Hi everyone, it's the first week of June so I thought it'd be a good time to see where I stand with my dividend portfolio. In prior articles I talk mostly about my quest to build positions in the S&P Dividend Aristocrats, but some of my dividend holdings are not on that list, and some will probably never be on that list (I have a few positions deep in the red that are best left for dead, but I'm not selling at the moment, I'm hopeful of a comeback).
At the moment I am managing two separate brokerage accounts: Interactive Brokers and ShareBuilder. I've written about this briefly before, and there are tradeoffs for each account, but my goal is to have all my securities in my Interactive Brokers account by the end of the year. Account transfers are easiest when the securities being transferred have been held for a year or longer; all my ShareBuilder holdings will go long-term on October 16, at which point I will initiate the [lengthy] process of transferring from SB. They don't allow ACATS so it's a bit tedious, but once it's done I'll be conducting all my taxable account activities within IB.
As a side note, I do have some of the same companies in both accounts: CLF, PM and T. I will also look at adding to positions that are already in SB within my IB account, to anticipate the transfer over. A big goal here is to build round 100 share lots for option writing later. In the cast of AT&T (NYSE:T), I have 45 shares in SB and 30 shares in IB, I only need 25 more shares to get to 100, so naturally I'll buy them in the IB account. Another example: I have 44 shares of Coca Cola (NYSE:KO) in my SB account, but none in my IB account. KO goes ex-div on Wednesday June 12, so I might add some shares in the IB account, this way I'll have a head start getting to 100 shares in the IB account before the brokerage transfer.
I may have over-explained that one, but it's an important point.
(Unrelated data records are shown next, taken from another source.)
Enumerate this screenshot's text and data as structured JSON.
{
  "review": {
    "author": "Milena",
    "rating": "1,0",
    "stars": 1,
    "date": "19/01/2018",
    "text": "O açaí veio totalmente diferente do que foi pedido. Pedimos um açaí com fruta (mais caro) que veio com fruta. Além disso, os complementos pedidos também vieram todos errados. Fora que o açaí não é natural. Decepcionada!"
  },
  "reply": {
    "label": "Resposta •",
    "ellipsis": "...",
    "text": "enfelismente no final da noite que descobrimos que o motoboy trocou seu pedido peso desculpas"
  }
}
Between both of these accounts I hold 26 unique securities, 25 of which are dividend payers. I'm reaching the saturation point: getting into more than 30 positions is going to be over-diversified and likely not exceed the performance of the overall market. It will also require a lot more time to keep up with the events and outlook for each of those companies. At that point I may as well buy an S&P ETF. The only reason to add to my list now is so I can round out my dividend calendar. Otherwise, I should continue adding to the existing 25 dividend positions in the IB account.
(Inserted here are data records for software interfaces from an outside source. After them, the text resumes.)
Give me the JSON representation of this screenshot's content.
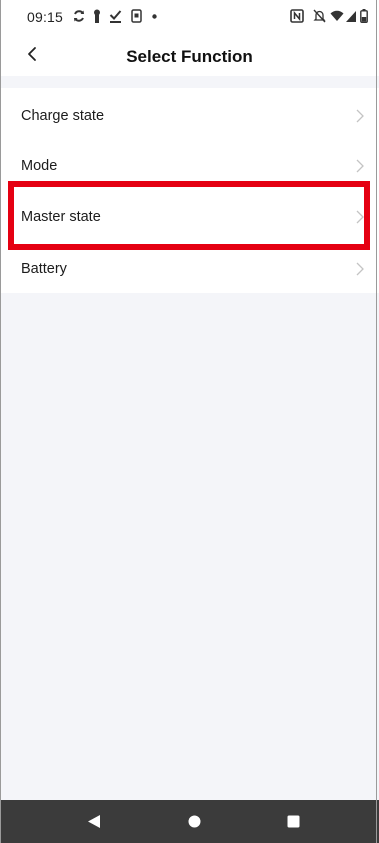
{
  "status_bar": {
    "time": "09:15"
  },
  "header": {
    "title": "Select Function",
    "back_icon": "chevron-left-icon"
  },
  "list": {
    "items": [
      {
        "label": "Charge state",
        "icon": "chevron-right-icon"
      },
      {
        "label": "Mode",
        "icon": "chevron-right-icon"
      },
      {
        "label": "Master state",
        "icon": "chevron-right-icon",
        "highlighted": true
      },
      {
        "label": "Battery",
        "icon": "chevron-right-icon"
      }
    ]
  },
  "nav_bar": {
    "buttons": [
      "back-triangle-icon",
      "home-circle-icon",
      "recents-square-icon"
    ]
  },
  "colors": {
    "background": "#f4f5f9",
    "highlight": "#e50012",
    "nav_bar": "#3b3b3b"
  }
}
I will put the list below, but I'm only tracking 24 securities, specifically because Petroleo Brasileiro (NYSE:PBR) pays an erratic dividend not worth tracking, and Solazyme (SZYM) does not pay one at all. So here are the true dividend payers:
First, the current dividend calendar as of June 9, 2013:
|Count of Divs||10||5||9||10||5||10||9||5||10||9||5||9|
This just shows the frequency of each dividend payment, from this it looks like I need to work on my Feb-May-Aug-Nov cycle in terms of frequency.
Now for the dividend payment amounts
I'm currently tracking $1,640 in dividend income yearly. We again see that the Feb-May-Aug-Nov cycle is a bit light on income, I could beef this up by adding to the existing five positions that pay during those months, or by adding four or five new positions with the same schedule.
And how am I doing building round lots?
That table is sorted from smallest to largest (ignore SZYM and PBR, I'm not adding to those). Those small lots at the top represent positions I have recently opened (except for PM, I've owned half those shares since the MO spinoff). This information, along with the dividend calendar and an assessment of current market value, helps me to determine how to make my next investment. I consider the dividend ex-date, the amount of income I'd be creating in any particular cycle, the market value of the security in question, and the number of shares required to get to 100. Those decision variables sometimes clash, and sometimes a buying opportunity will be missed due to lack of funds or other circumstances, but it provides a reasonably clear picture of how I think about my portfolio.
The purpose of this article was basically to provide full disclosure and paint a picture for the reader how I develop my strategy. I don't think it's entirely fair to readers that I write about my strategy without really showing how that strategy is playing out in real life. Considering some of the bad positions on that list (NYSE:CLF) I'm about break-even, so I'm not boasting about how much capital appreciation I've got, but about how much income I'm creating. I hope to build upon the dividend income strategy with my option income strategies later on when I have enough shares to write more covered calls. Furthermore, I would contest that this is more than a "set it and forget it" strategy due to the number of considerations involved in making an investment election. This portfolio does require me to keep up with news, press releases, earnings, and general public sentiment in order to ensure I'm parking my cash in a safe place.
Here is how the portfolio is made up in terms of % of investment and % of market value as of June 9
Additional disclosure: This is not investment advice. I am not a certified financial planner or any other type of investment professional. I am not offering advice, just showing how my personal strategy is playing out. Any decision you come to from reading this is your own, any market decision can result in financial losses.